Electrical Engineering
      and Computer Sciences

Electrical Engineering and Computer Sciences

COLLEGE OF ENGINEERING

UC Berkeley

High Performance Microprocessor Architectures

Randy H. Katz and John L. Hennessy

EECS Department
University of California, Berkeley
Technical Report No. UCB/CSD-89-529
August 1989

http://www.eecs.berkeley.edu/Pubs/TechRpts/1989/CSD-89-529.pdf

Single chip processor performance has improved dramatically since the inception of the four-bit microprocessor in 1971. This is due in part to technological advances, (i.e., faster devices and greater device density), but also because of the adoption of architectural approaches well suited to the opportunities and limitations of VLSI. The most appropriate are those that effectively reduce off-chip memory accesses and admit of a regular pipelined implementation. The overriding goal of pipelining is to achieve "single cycle execution," i.e., instructions appear to execute in a single processor cycle. Today's RISC processors are close to realizing this goal, and the next generation will reduce the cycles per instruction even further. In this paper, we will review the design issues and the proposed architectures for high performance VLSI processors.


BibTeX citation:

@techreport{Katz:CSD-89-529,
    Author = {Katz, Randy H. and Hennessy, John L.},
    Title = {High Performance Microprocessor Architectures},
    Institution = {EECS Department, University of California, Berkeley},
    Year = {1989},
    Month = {Aug},
    URL = {http://www.eecs.berkeley.edu/Pubs/TechRpts/1989/5898.html},
    Number = {UCB/CSD-89-529},
    Abstract = {Single chip processor performance has improved dramatically since the inception of the four-bit microprocessor in 1971. This is due in part to technological advances, (i.e., faster devices and greater device density), but also because of the adoption of architectural approaches well suited to the opportunities and limitations of VLSI. The most appropriate are those that effectively reduce off-chip memory accesses and admit of a regular pipelined implementation. The overriding goal of pipelining is to achieve "single cycle execution," i.e., instructions appear to execute in a single processor cycle. Today's RISC processors are close to realizing this goal, and the next generation will reduce the cycles per instruction even further. In this paper, we will review the design issues and the proposed architectures for high performance VLSI processors.}
}

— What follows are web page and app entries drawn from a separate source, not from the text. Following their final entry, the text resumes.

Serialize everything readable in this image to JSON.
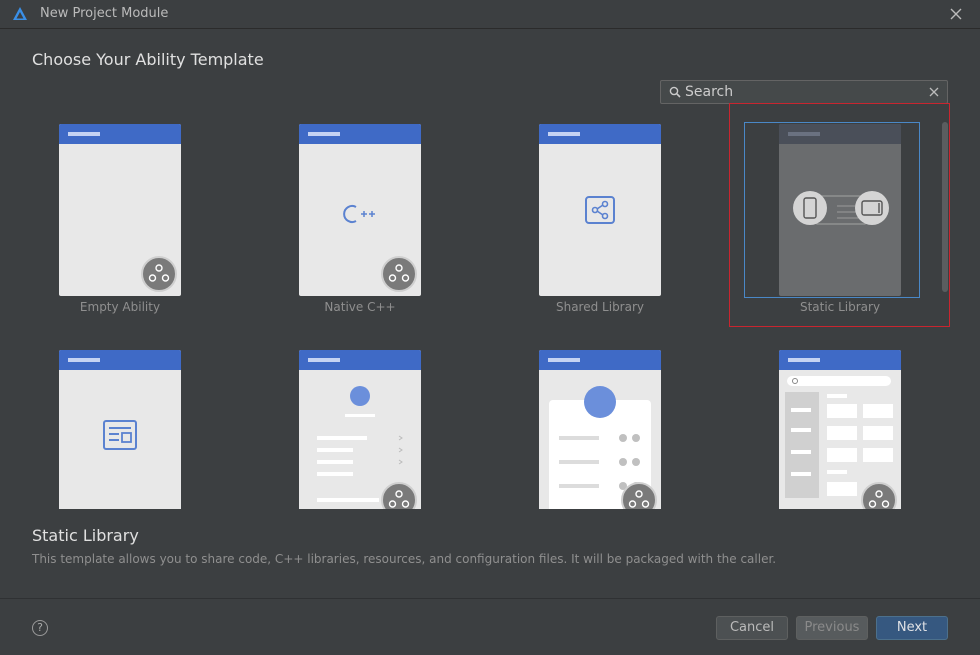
{
  "window": {
    "title": "New Project Module"
  },
  "page": {
    "heading": "Choose Your Ability Template"
  },
  "search": {
    "value": "",
    "placeholder": "Search"
  },
  "templates": [
    {
      "label": "Empty Ability",
      "selected": false
    },
    {
      "label": "Native C++",
      "selected": false
    },
    {
      "label": "Shared Library",
      "selected": false
    },
    {
      "label": "Static Library",
      "selected": true
    },
    {
      "label": "",
      "selected": false
    },
    {
      "label": "",
      "selected": false
    },
    {
      "label": "",
      "selected": false
    },
    {
      "label": "",
      "selected": false
    }
  ],
  "description": {
    "title": "Static Library",
    "text": "This template allows you to share code, C++ libraries, resources, and configuration files. It will be packaged with the caller."
  },
  "footer": {
    "help_glyph": "?",
    "cancel_label": "Cancel",
    "previous_label": "Previous",
    "next_label": "Next"
  },
  "colors": {
    "accent": "#3f6ac6",
    "selection_frame": "#4a88c7",
    "highlight_box": "#c9252f",
    "primary_button": "#365880"
  }
}
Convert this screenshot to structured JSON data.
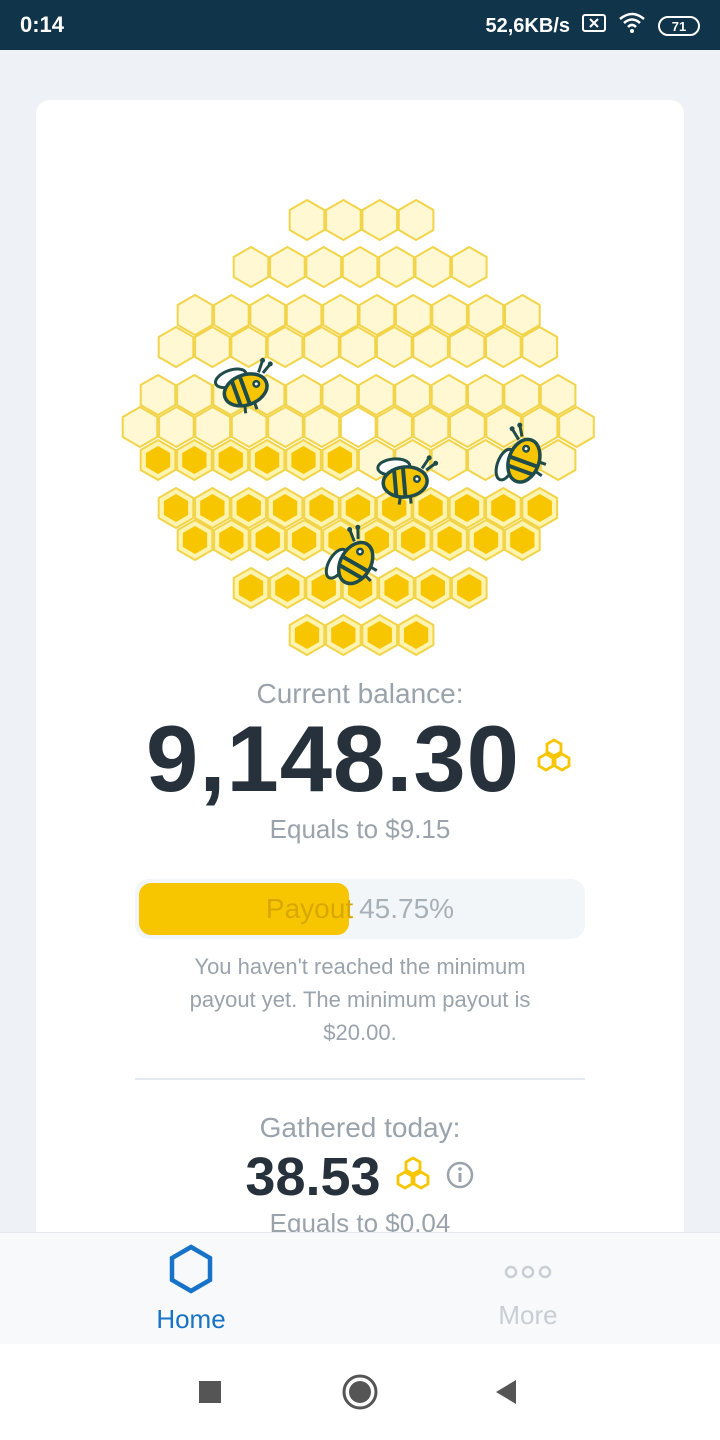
{
  "status_bar": {
    "time": "0:14",
    "network_speed": "52,6KB/s",
    "battery": "71"
  },
  "balance": {
    "label": "Current balance:",
    "value": "9,148.30",
    "equals": "Equals to $9.15"
  },
  "payout": {
    "label": "Payout",
    "percent_text": "45.75%",
    "progress_fraction": 0.4575,
    "note": "You haven't reached the minimum payout yet. The minimum payout is $20.00."
  },
  "today": {
    "label": "Gathered today:",
    "value": "38.53",
    "equals": "Equals to $0.04"
  },
  "bottom_nav": {
    "home": "Home",
    "more": "More"
  },
  "colors": {
    "honey": "#f8c600",
    "accent": "#1673c7",
    "statusbar": "#10344a"
  }
}
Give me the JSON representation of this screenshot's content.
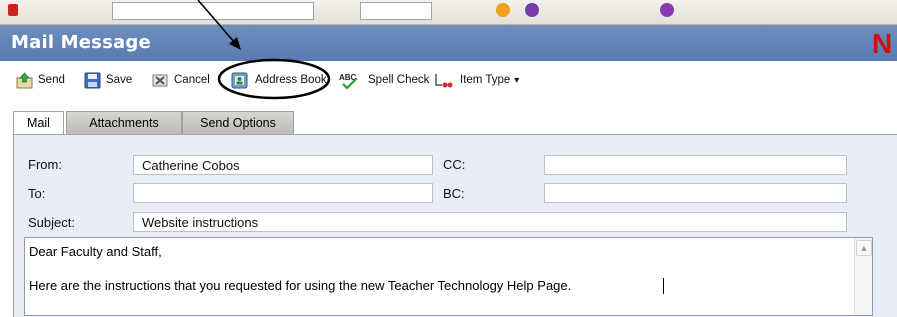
{
  "window": {
    "title": "Mail Message",
    "brand_letter": "N"
  },
  "toolbar": {
    "send_label": "Send",
    "save_label": "Save",
    "cancel_label": "Cancel",
    "address_book_label": "Address Book",
    "spell_check_label": "Spell Check",
    "item_type_label": "Item Type",
    "item_type_arrow": "▾"
  },
  "tabs": [
    {
      "label": "Mail",
      "active": true
    },
    {
      "label": "Attachments",
      "active": false
    },
    {
      "label": "Send Options",
      "active": false
    }
  ],
  "form": {
    "from_label": "From:",
    "from_value": "Catherine Cobos",
    "to_label": "To:",
    "to_value": "",
    "cc_label": "CC:",
    "cc_value": "",
    "bc_label": "BC:",
    "bc_value": "",
    "subject_label": "Subject:",
    "subject_value": "Website instructions"
  },
  "message": {
    "line1": "Dear Faculty and Staff,",
    "line2": "Here are the instructions that you requested for using the new Teacher Technology Help Page."
  },
  "colors": {
    "titlebar": "#5f80b4",
    "panel": "#e9eef6",
    "annotation": "#000000",
    "brand": "#cc1111"
  }
}
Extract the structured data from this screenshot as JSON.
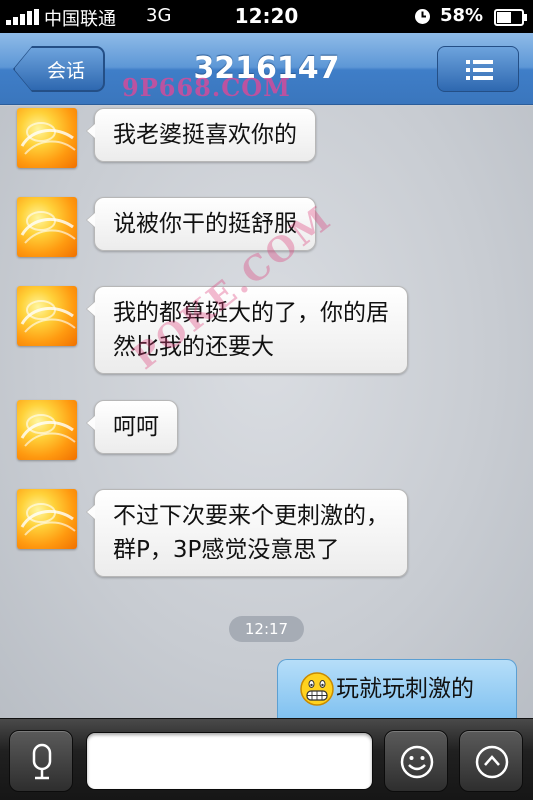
{
  "status_bar": {
    "carrier": "中国联通",
    "network": "3G",
    "time": "12:20",
    "battery_percent": "58%"
  },
  "nav": {
    "back_label": "会话",
    "title": "3216147",
    "watermark_top": "9P668.COM",
    "watermark_diagonal": "POKE.COM",
    "menu_icon": "list-icon"
  },
  "messages": [
    {
      "direction": "incoming",
      "lines": [
        "我老婆挺喜欢你的"
      ]
    },
    {
      "direction": "incoming",
      "lines": [
        "说被你干的挺舒服"
      ]
    },
    {
      "direction": "incoming",
      "lines": [
        "我的都算挺大的了，你的居",
        "然比我的还要大"
      ]
    },
    {
      "direction": "incoming",
      "lines": [
        "呵呵"
      ]
    },
    {
      "direction": "incoming",
      "lines": [
        "不过下次要来个更刺激的，",
        "群P，3P感觉没意思了"
      ]
    },
    {
      "direction": "timestamp",
      "text": "12:17"
    },
    {
      "direction": "outgoing",
      "emoji": "grin-emoji",
      "text": "玩就玩刺激的"
    }
  ],
  "input_bar": {
    "voice_icon": "microphone-icon",
    "text_value": "",
    "emoji_icon": "smiley-icon",
    "more_icon": "chevron-up-icon"
  },
  "colors": {
    "nav_blue": "#4a86cf",
    "outgoing_bubble": "#9fd1f5",
    "incoming_bubble": "#ffffff",
    "timestamp_pill": "#a6acb5",
    "watermark": "#e64696"
  }
}
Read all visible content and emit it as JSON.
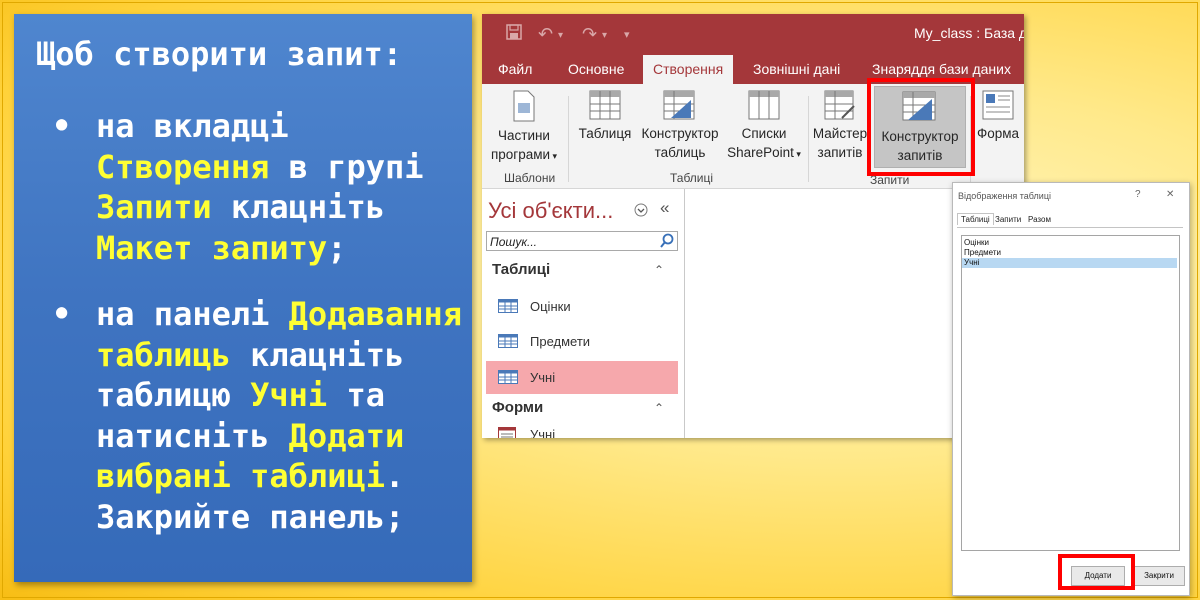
{
  "instructions": {
    "heading": "Щоб створити запит:",
    "bullet1": {
      "lines": [
        "на вкладці",
        "Створення в групі",
        "Запити клацніть",
        "Макет запиту;"
      ],
      "p1": "на вкладці ",
      "h1": "Створення",
      "p2": " в групі ",
      "h2": "Запити",
      "p3": " клацніть ",
      "h3": "Макет запиту",
      "p4": ";"
    },
    "bullet2": {
      "p1": "на панелі ",
      "h1": "Додавання таблиць",
      "p2": " клацніть таблицю ",
      "h2": "Учні",
      "p3": " та натисніть ",
      "h3": "Додати вибрані таблиці",
      "p4": ". Закрийте панель;"
    },
    "bullet_glyph": "•"
  },
  "access": {
    "title": "My_class : База да",
    "tabs": [
      "Файл",
      "Основне",
      "Створення",
      "Зовнішні дані",
      "Знаряддя бази даних"
    ],
    "active_tab": "Створення",
    "ribbon": {
      "app_parts": {
        "label_line1": "Частини",
        "label_line2": "програми",
        "group": "Шаблони"
      },
      "table": {
        "label": "Таблиця"
      },
      "table_design": {
        "label_line1": "Конструктор",
        "label_line2": "таблиць"
      },
      "sharepoint": {
        "label_line1": "Списки",
        "label_line2": "SharePoint"
      },
      "query_wizard": {
        "label_line1": "Майстер",
        "label_line2": "запитів"
      },
      "query_design": {
        "label_line1": "Конструктор",
        "label_line2": "запитів"
      },
      "form": {
        "label": "Форма"
      },
      "group_tables": "Таблиці",
      "group_queries": "Запити"
    },
    "nav": {
      "title": "Усі об'єкти...",
      "search_placeholder": "Пошук...",
      "sections": [
        {
          "label": "Таблиці",
          "items": [
            "Оцінки",
            "Предмети",
            "Учні"
          ]
        },
        {
          "label": "Форми",
          "items": [
            "Учні"
          ]
        }
      ],
      "selected_item": "Учні"
    }
  },
  "dialog": {
    "title": "Відображення таблиці",
    "help": "?",
    "close": "✕",
    "tabs": [
      "Таблиці",
      "Запити",
      "Разом"
    ],
    "items": [
      "Оцінки",
      "Предмети",
      "Учні"
    ],
    "selected": "Учні",
    "add_button": "Додати",
    "close_button": "Закрити"
  },
  "colors": {
    "access_accent": "#a4373a",
    "panel_blue": "#3f74c1",
    "highlight_text": "#ffff33",
    "callout_red": "#ff0000"
  }
}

EndNote citation:

%0 Report
%A Katz, Randy H.
%A Hennessy, John L.
%T High Performance Microprocessor Architectures
%I EECS Department, University of California, Berkeley
%D 1989
%@ UCB/CSD-89-529
%U http://www.eecs.berkeley.edu/Pubs/TechRpts/1989/5898.html
%F Katz:CSD-89-529